    "The United States is committed to arms control. We are committed to European security. And we are committed to a future that puts meaningful constraints on nuclear weapons," the official said.

    Some experts worry that a US exit from the Open Skies treaty, which will halt Russian overflights of the US, could prompt Moscow's withdrawal, which would end overflights of Russia by the remaining members, weakening European security at a time when Russian-backed separatists are holding parts of Ukraine and Georgia.

    Trump's decision to leave the treaty is "premature and irresponsible," said Daryl Kimball, the head of the Arms Control Association.

    The Open Skies treaty, proposed by US President Dwight Eisenhower in 1955, was signed in 1992 and took effect in 2002. Its idea is to let member nations make surveillance flights over each other's countries to build trust.
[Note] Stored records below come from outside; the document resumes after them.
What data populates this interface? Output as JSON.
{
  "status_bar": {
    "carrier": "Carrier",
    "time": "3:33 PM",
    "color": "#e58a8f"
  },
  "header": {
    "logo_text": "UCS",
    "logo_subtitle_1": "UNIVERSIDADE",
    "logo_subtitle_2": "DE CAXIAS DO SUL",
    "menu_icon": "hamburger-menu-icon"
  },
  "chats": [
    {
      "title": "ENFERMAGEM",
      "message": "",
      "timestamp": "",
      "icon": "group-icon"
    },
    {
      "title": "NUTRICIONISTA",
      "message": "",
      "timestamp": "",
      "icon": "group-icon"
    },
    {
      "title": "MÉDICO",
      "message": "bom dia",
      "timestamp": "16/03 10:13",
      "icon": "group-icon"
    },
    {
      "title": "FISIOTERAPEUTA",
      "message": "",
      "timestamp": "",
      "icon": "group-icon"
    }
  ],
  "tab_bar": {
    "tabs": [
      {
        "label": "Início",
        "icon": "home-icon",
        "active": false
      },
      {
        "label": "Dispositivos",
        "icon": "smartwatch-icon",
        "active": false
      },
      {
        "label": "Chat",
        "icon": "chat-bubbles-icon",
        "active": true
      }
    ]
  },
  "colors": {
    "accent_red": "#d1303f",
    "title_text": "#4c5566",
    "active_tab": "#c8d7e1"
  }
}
    The 35 state parties to the Open Skies treaty are: Belarus, Belgium, Bosnia and Herzegovina, Bulgaria, Canada, Croatia, the Czech Republic, Denmark (including Greenland), Estonia, Finland, France, Georgia, Germany, Greece, Hungary, Iceland, Italy, Kazakhstan, Latvia, Lithuania, Luxembourg, the Netherlands, Norway, Poland, Portugal, Romania, the Russian Federation, Slovakia, Slovenia, Spain, Sweden, Turkey, Ukraine, the United Kingdom, and the US.

    SOURCE: Reuters news agency